The alpine ibex, also known as the steinbock or bouquetin, tend to live in steep, rough terrain near the snow line. 

The ibex became extinct in Switzerland and Germany by the 18th century due to hunting, and were extinct in Austria and northeastern Italy by the 19th century. They remained only in and around the adjacent Gran Paradiso and Vanoise Massifs. They went through a population bottleneck of less than 100 individuals, but through poaching protection and conservation they were reintroduced and numbers have since recovered and they are no longer a threatened species. Unfortunately, this has led to very low genetic diversity across populations.

A linear dominance hierarchy exists among males, and rank is based on horn size.

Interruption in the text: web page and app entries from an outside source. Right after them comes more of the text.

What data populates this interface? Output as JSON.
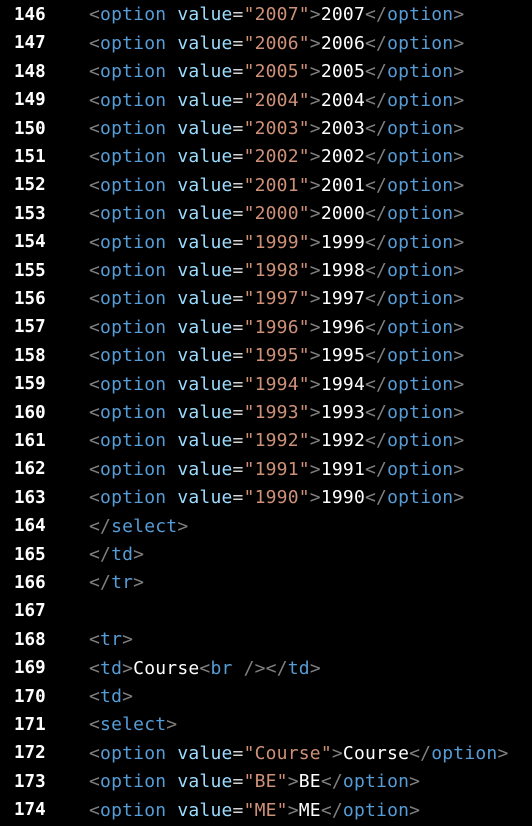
{
  "colors": {
    "background": "#000000",
    "line_number": "#ffffff",
    "punctuation": "#808080",
    "tag": "#569cd6",
    "attribute": "#9cdcfe",
    "equals": "#d4d4d4",
    "string": "#ce9178",
    "text": "#ffffff"
  },
  "lines": [
    {
      "num": "146",
      "tokens": [
        [
          "p",
          "<"
        ],
        [
          "t",
          "option"
        ],
        [
          "s",
          " "
        ],
        [
          "a",
          "value"
        ],
        [
          "e",
          "="
        ],
        [
          "q",
          "\"2007\""
        ],
        [
          "p",
          ">"
        ],
        [
          "x",
          "2007"
        ],
        [
          "p",
          "</"
        ],
        [
          "t",
          "option"
        ],
        [
          "p",
          ">"
        ]
      ]
    },
    {
      "num": "147",
      "tokens": [
        [
          "p",
          "<"
        ],
        [
          "t",
          "option"
        ],
        [
          "s",
          " "
        ],
        [
          "a",
          "value"
        ],
        [
          "e",
          "="
        ],
        [
          "q",
          "\"2006\""
        ],
        [
          "p",
          ">"
        ],
        [
          "x",
          "2006"
        ],
        [
          "p",
          "</"
        ],
        [
          "t",
          "option"
        ],
        [
          "p",
          ">"
        ]
      ]
    },
    {
      "num": "148",
      "tokens": [
        [
          "p",
          "<"
        ],
        [
          "t",
          "option"
        ],
        [
          "s",
          " "
        ],
        [
          "a",
          "value"
        ],
        [
          "e",
          "="
        ],
        [
          "q",
          "\"2005\""
        ],
        [
          "p",
          ">"
        ],
        [
          "x",
          "2005"
        ],
        [
          "p",
          "</"
        ],
        [
          "t",
          "option"
        ],
        [
          "p",
          ">"
        ]
      ]
    },
    {
      "num": "149",
      "tokens": [
        [
          "p",
          "<"
        ],
        [
          "t",
          "option"
        ],
        [
          "s",
          " "
        ],
        [
          "a",
          "value"
        ],
        [
          "e",
          "="
        ],
        [
          "q",
          "\"2004\""
        ],
        [
          "p",
          ">"
        ],
        [
          "x",
          "2004"
        ],
        [
          "p",
          "</"
        ],
        [
          "t",
          "option"
        ],
        [
          "p",
          ">"
        ]
      ]
    },
    {
      "num": "150",
      "tokens": [
        [
          "p",
          "<"
        ],
        [
          "t",
          "option"
        ],
        [
          "s",
          " "
        ],
        [
          "a",
          "value"
        ],
        [
          "e",
          "="
        ],
        [
          "q",
          "\"2003\""
        ],
        [
          "p",
          ">"
        ],
        [
          "x",
          "2003"
        ],
        [
          "p",
          "</"
        ],
        [
          "t",
          "option"
        ],
        [
          "p",
          ">"
        ]
      ]
    },
    {
      "num": "151",
      "tokens": [
        [
          "p",
          "<"
        ],
        [
          "t",
          "option"
        ],
        [
          "s",
          " "
        ],
        [
          "a",
          "value"
        ],
        [
          "e",
          "="
        ],
        [
          "q",
          "\"2002\""
        ],
        [
          "p",
          ">"
        ],
        [
          "x",
          "2002"
        ],
        [
          "p",
          "</"
        ],
        [
          "t",
          "option"
        ],
        [
          "p",
          ">"
        ]
      ]
    },
    {
      "num": "152",
      "tokens": [
        [
          "p",
          "<"
        ],
        [
          "t",
          "option"
        ],
        [
          "s",
          " "
        ],
        [
          "a",
          "value"
        ],
        [
          "e",
          "="
        ],
        [
          "q",
          "\"2001\""
        ],
        [
          "p",
          ">"
        ],
        [
          "x",
          "2001"
        ],
        [
          "p",
          "</"
        ],
        [
          "t",
          "option"
        ],
        [
          "p",
          ">"
        ]
      ]
    },
    {
      "num": "153",
      "tokens": [
        [
          "p",
          "<"
        ],
        [
          "t",
          "option"
        ],
        [
          "s",
          " "
        ],
        [
          "a",
          "value"
        ],
        [
          "e",
          "="
        ],
        [
          "q",
          "\"2000\""
        ],
        [
          "p",
          ">"
        ],
        [
          "x",
          "2000"
        ],
        [
          "p",
          "</"
        ],
        [
          "t",
          "option"
        ],
        [
          "p",
          ">"
        ]
      ]
    },
    {
      "num": "154",
      "tokens": [
        [
          "p",
          "<"
        ],
        [
          "t",
          "option"
        ],
        [
          "s",
          " "
        ],
        [
          "a",
          "value"
        ],
        [
          "e",
          "="
        ],
        [
          "q",
          "\"1999\""
        ],
        [
          "p",
          ">"
        ],
        [
          "x",
          "1999"
        ],
        [
          "p",
          "</"
        ],
        [
          "t",
          "option"
        ],
        [
          "p",
          ">"
        ]
      ]
    },
    {
      "num": "155",
      "tokens": [
        [
          "p",
          "<"
        ],
        [
          "t",
          "option"
        ],
        [
          "s",
          " "
        ],
        [
          "a",
          "value"
        ],
        [
          "e",
          "="
        ],
        [
          "q",
          "\"1998\""
        ],
        [
          "p",
          ">"
        ],
        [
          "x",
          "1998"
        ],
        [
          "p",
          "</"
        ],
        [
          "t",
          "option"
        ],
        [
          "p",
          ">"
        ]
      ]
    },
    {
      "num": "156",
      "tokens": [
        [
          "p",
          "<"
        ],
        [
          "t",
          "option"
        ],
        [
          "s",
          " "
        ],
        [
          "a",
          "value"
        ],
        [
          "e",
          "="
        ],
        [
          "q",
          "\"1997\""
        ],
        [
          "p",
          ">"
        ],
        [
          "x",
          "1997"
        ],
        [
          "p",
          "</"
        ],
        [
          "t",
          "option"
        ],
        [
          "p",
          ">"
        ]
      ]
    },
    {
      "num": "157",
      "tokens": [
        [
          "p",
          "<"
        ],
        [
          "t",
          "option"
        ],
        [
          "s",
          " "
        ],
        [
          "a",
          "value"
        ],
        [
          "e",
          "="
        ],
        [
          "q",
          "\"1996\""
        ],
        [
          "p",
          ">"
        ],
        [
          "x",
          "1996"
        ],
        [
          "p",
          "</"
        ],
        [
          "t",
          "option"
        ],
        [
          "p",
          ">"
        ]
      ]
    },
    {
      "num": "158",
      "tokens": [
        [
          "p",
          "<"
        ],
        [
          "t",
          "option"
        ],
        [
          "s",
          " "
        ],
        [
          "a",
          "value"
        ],
        [
          "e",
          "="
        ],
        [
          "q",
          "\"1995\""
        ],
        [
          "p",
          ">"
        ],
        [
          "x",
          "1995"
        ],
        [
          "p",
          "</"
        ],
        [
          "t",
          "option"
        ],
        [
          "p",
          ">"
        ]
      ]
    },
    {
      "num": "159",
      "tokens": [
        [
          "p",
          "<"
        ],
        [
          "t",
          "option"
        ],
        [
          "s",
          " "
        ],
        [
          "a",
          "value"
        ],
        [
          "e",
          "="
        ],
        [
          "q",
          "\"1994\""
        ],
        [
          "p",
          ">"
        ],
        [
          "x",
          "1994"
        ],
        [
          "p",
          "</"
        ],
        [
          "t",
          "option"
        ],
        [
          "p",
          ">"
        ]
      ]
    },
    {
      "num": "160",
      "tokens": [
        [
          "p",
          "<"
        ],
        [
          "t",
          "option"
        ],
        [
          "s",
          " "
        ],
        [
          "a",
          "value"
        ],
        [
          "e",
          "="
        ],
        [
          "q",
          "\"1993\""
        ],
        [
          "p",
          ">"
        ],
        [
          "x",
          "1993"
        ],
        [
          "p",
          "</"
        ],
        [
          "t",
          "option"
        ],
        [
          "p",
          ">"
        ]
      ]
    },
    {
      "num": "161",
      "tokens": [
        [
          "p",
          "<"
        ],
        [
          "t",
          "option"
        ],
        [
          "s",
          " "
        ],
        [
          "a",
          "value"
        ],
        [
          "e",
          "="
        ],
        [
          "q",
          "\"1992\""
        ],
        [
          "p",
          ">"
        ],
        [
          "x",
          "1992"
        ],
        [
          "p",
          "</"
        ],
        [
          "t",
          "option"
        ],
        [
          "p",
          ">"
        ]
      ]
    },
    {
      "num": "162",
      "tokens": [
        [
          "p",
          "<"
        ],
        [
          "t",
          "option"
        ],
        [
          "s",
          " "
        ],
        [
          "a",
          "value"
        ],
        [
          "e",
          "="
        ],
        [
          "q",
          "\"1991\""
        ],
        [
          "p",
          ">"
        ],
        [
          "x",
          "1991"
        ],
        [
          "p",
          "</"
        ],
        [
          "t",
          "option"
        ],
        [
          "p",
          ">"
        ]
      ]
    },
    {
      "num": "163",
      "tokens": [
        [
          "p",
          "<"
        ],
        [
          "t",
          "option"
        ],
        [
          "s",
          " "
        ],
        [
          "a",
          "value"
        ],
        [
          "e",
          "="
        ],
        [
          "q",
          "\"1990\""
        ],
        [
          "p",
          ">"
        ],
        [
          "x",
          "1990"
        ],
        [
          "p",
          "</"
        ],
        [
          "t",
          "option"
        ],
        [
          "p",
          ">"
        ]
      ]
    },
    {
      "num": "164",
      "tokens": [
        [
          "p",
          "</"
        ],
        [
          "t",
          "select"
        ],
        [
          "p",
          ">"
        ]
      ]
    },
    {
      "num": "165",
      "tokens": [
        [
          "p",
          "</"
        ],
        [
          "t",
          "td"
        ],
        [
          "p",
          ">"
        ]
      ]
    },
    {
      "num": "166",
      "tokens": [
        [
          "p",
          "</"
        ],
        [
          "t",
          "tr"
        ],
        [
          "p",
          ">"
        ]
      ]
    },
    {
      "num": "167",
      "tokens": []
    },
    {
      "num": "168",
      "tokens": [
        [
          "p",
          "<"
        ],
        [
          "t",
          "tr"
        ],
        [
          "p",
          ">"
        ]
      ]
    },
    {
      "num": "169",
      "tokens": [
        [
          "p",
          "<"
        ],
        [
          "t",
          "td"
        ],
        [
          "p",
          ">"
        ],
        [
          "x",
          "Course"
        ],
        [
          "p",
          "<"
        ],
        [
          "t",
          "br"
        ],
        [
          "s",
          " "
        ],
        [
          "p",
          "/></"
        ],
        [
          "t",
          "td"
        ],
        [
          "p",
          ">"
        ]
      ]
    },
    {
      "num": "170",
      "tokens": [
        [
          "p",
          "<"
        ],
        [
          "t",
          "td"
        ],
        [
          "p",
          ">"
        ]
      ]
    },
    {
      "num": "171",
      "tokens": [
        [
          "p",
          "<"
        ],
        [
          "t",
          "select"
        ],
        [
          "p",
          ">"
        ]
      ]
    },
    {
      "num": "172",
      "tokens": [
        [
          "p",
          "<"
        ],
        [
          "t",
          "option"
        ],
        [
          "s",
          " "
        ],
        [
          "a",
          "value"
        ],
        [
          "e",
          "="
        ],
        [
          "q",
          "\"Course\""
        ],
        [
          "p",
          ">"
        ],
        [
          "x",
          "Course"
        ],
        [
          "p",
          "</"
        ],
        [
          "t",
          "option"
        ],
        [
          "p",
          ">"
        ]
      ]
    },
    {
      "num": "173",
      "tokens": [
        [
          "p",
          "<"
        ],
        [
          "t",
          "option"
        ],
        [
          "s",
          " "
        ],
        [
          "a",
          "value"
        ],
        [
          "e",
          "="
        ],
        [
          "q",
          "\"BE\""
        ],
        [
          "p",
          ">"
        ],
        [
          "x",
          "BE"
        ],
        [
          "p",
          "</"
        ],
        [
          "t",
          "option"
        ],
        [
          "p",
          ">"
        ]
      ]
    },
    {
      "num": "174",
      "tokens": [
        [
          "p",
          "<"
        ],
        [
          "t",
          "option"
        ],
        [
          "s",
          " "
        ],
        [
          "a",
          "value"
        ],
        [
          "e",
          "="
        ],
        [
          "q",
          "\"ME\""
        ],
        [
          "p",
          ">"
        ],
        [
          "x",
          "ME"
        ],
        [
          "p",
          "</"
        ],
        [
          "t",
          "option"
        ],
        [
          "p",
          ">"
        ]
      ]
    }
  ]
}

Males spend the winter in coniferous forests. For most of the year, males and females occupy different habitats. Females rely on steep terrain more than males. Males use lowland meadows during the spring, which is when snow melts and green grass appears. They then climb to alpine meadows during the summer. When winter arrives, both sexes move to steep, rocky slopes that amass little snow. They prefer slopes of 30–45° and use small caves and overhangs for shelter.

They are strictly herbivorous and half of their diet consists of grasses, with the remainder being a mixture of mosses, flowers, leaves, and twigs. They have little to no predators and typically die of age, starvation, or disease.

DNA analysis of the stomach contents of the Alpine iceman known as "Ötzi" confirmed that his last meal included ibex meat.